by Randy Rudder
Southern Cultures, Vol. 13, No. 3: Music 2007

"Bill Monroe had seen a lot of troubles in his days, but nothing could have prepared him for this. Whe he entered his home, he found his 1923 Gibson F-5 mandolin, built by craftsman Lloyd Loar, smashed into several pieces, a fireplace poker lying nearby."

Bill Monroe had seen a lot of troubles in his days, but nothing could have prepared him for this. On a chilly autumn afternoon in November 1985, the “Father of Bluegrass” returned to his farm in Goodlettsville, Tennessee, after having lunch with his wife, Della, at nearby Mason’s Restaurant. When he entered his home, he found his 1923 Gibson F-5 mandolin, built by craftsman Lloyd Loar, smashed into several pieces, a fireplace poker lying nearby. A second mandolin and some photos of Monroe had also been vandalized, but nothing was stolen. Although the Goodlettsville police vandalism report on the incident estimated the instrument’s value at only $1,500, “to the bluegrass community, the wanton destruction of the mandolin was more than just vandalism; it was sheer sacrilege,” wrote Frets Magazine contributor Jim Hatlo.

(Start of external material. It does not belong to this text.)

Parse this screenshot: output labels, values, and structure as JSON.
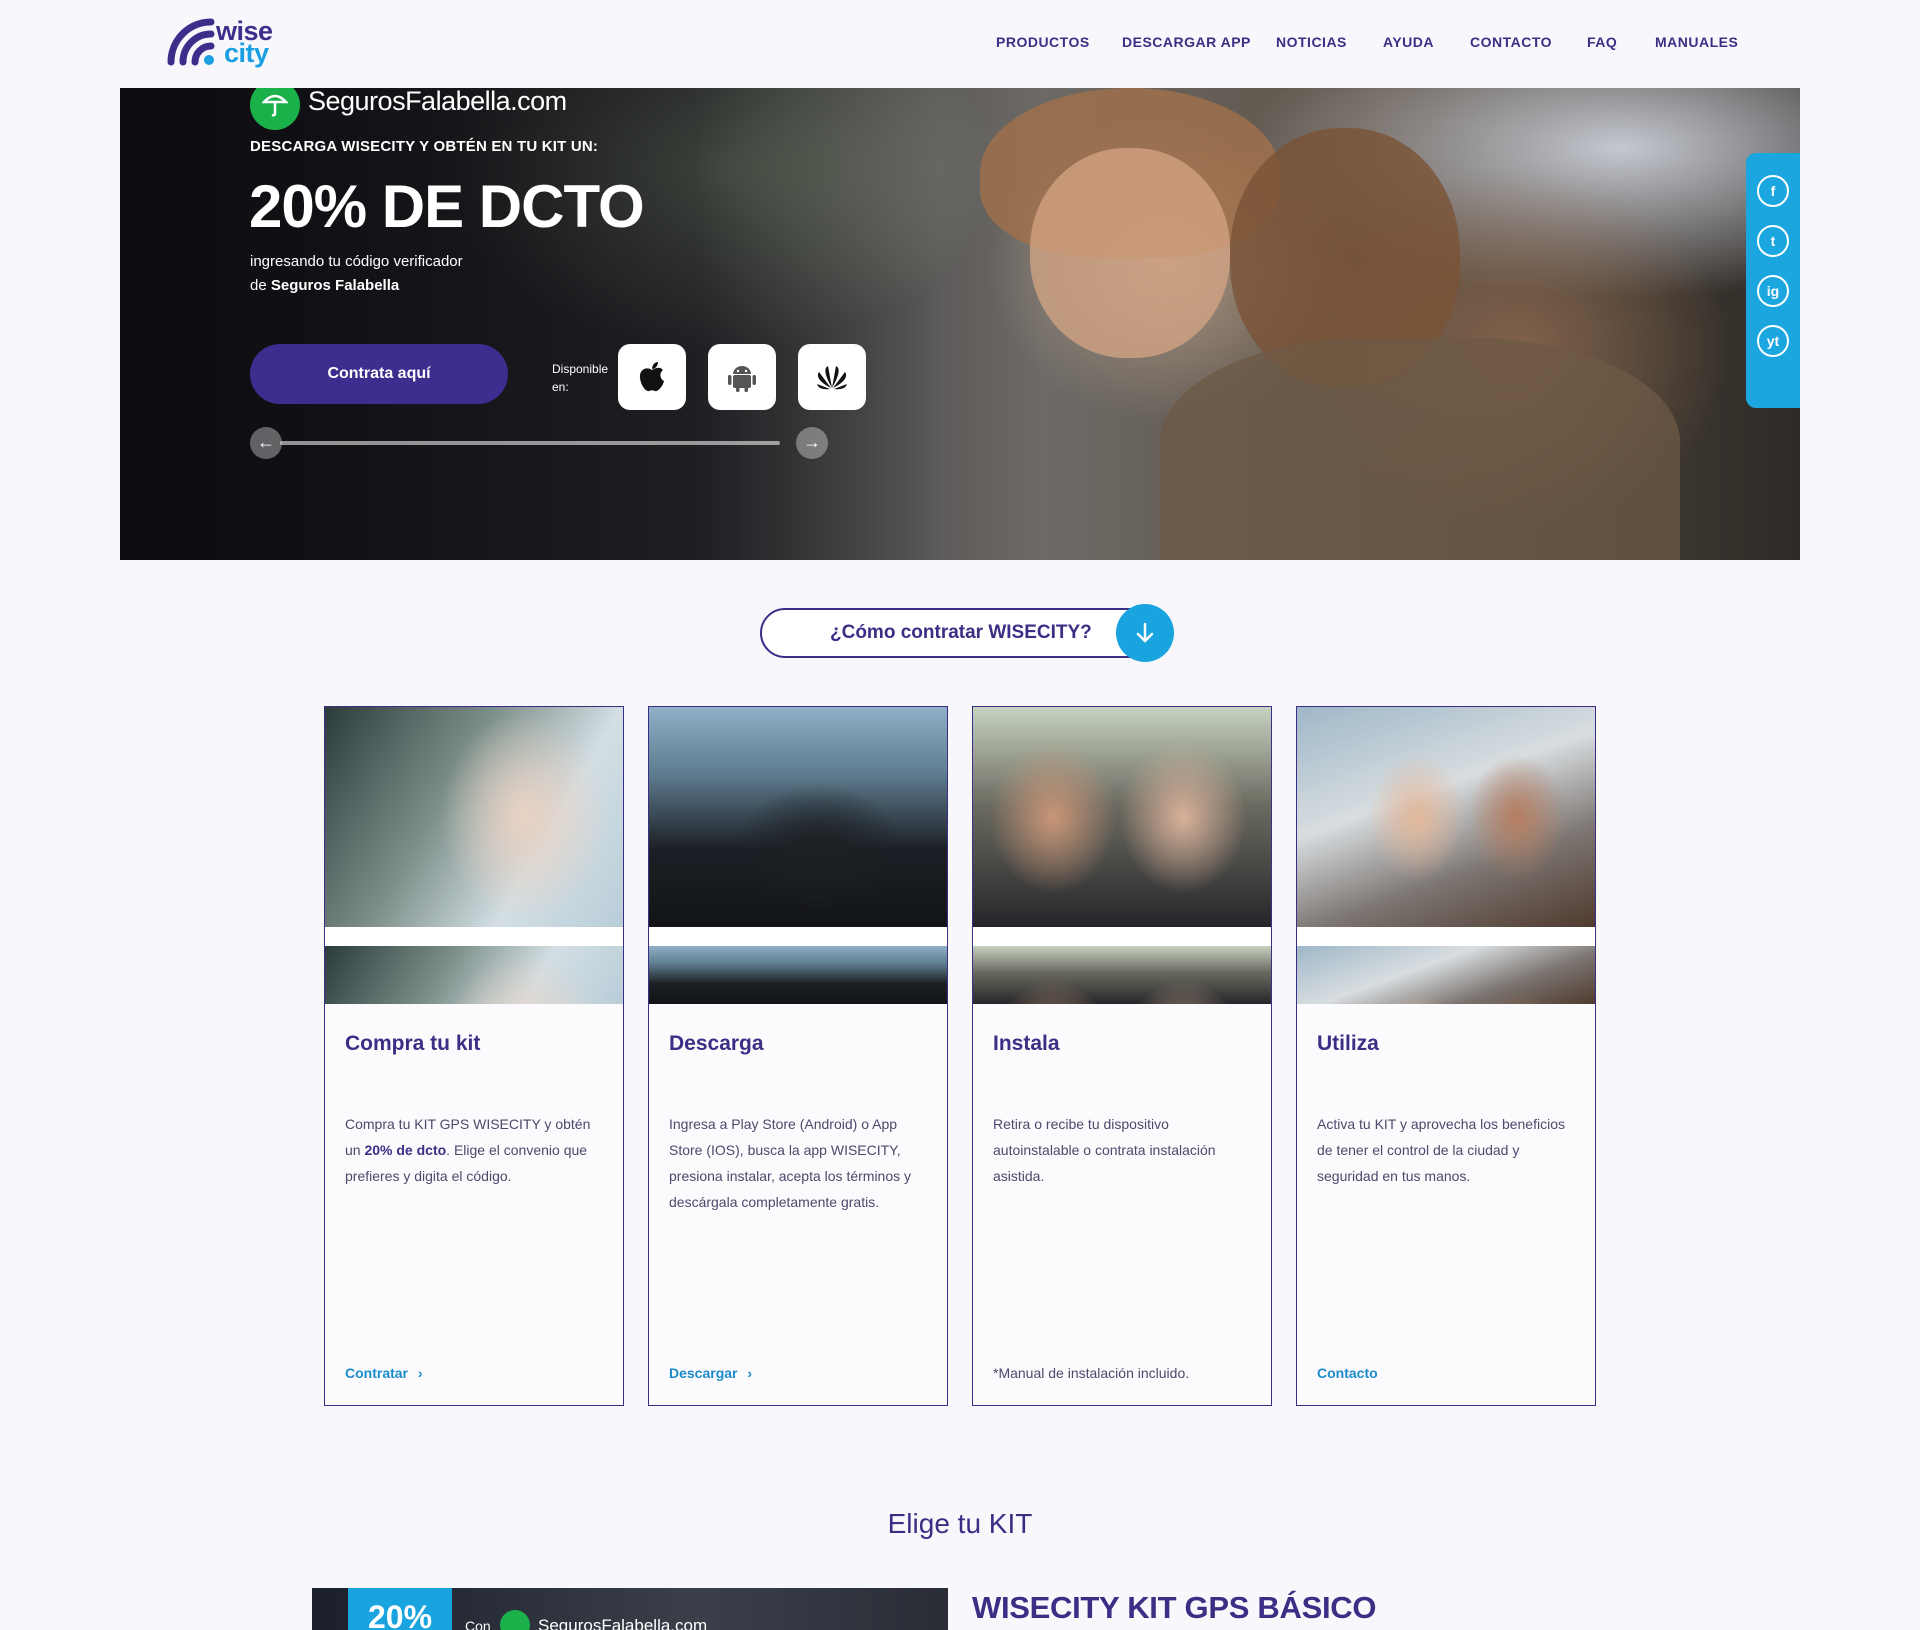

Various theories have been circulating for years as to who may have been the perpetrator, but no arrests have ever been made.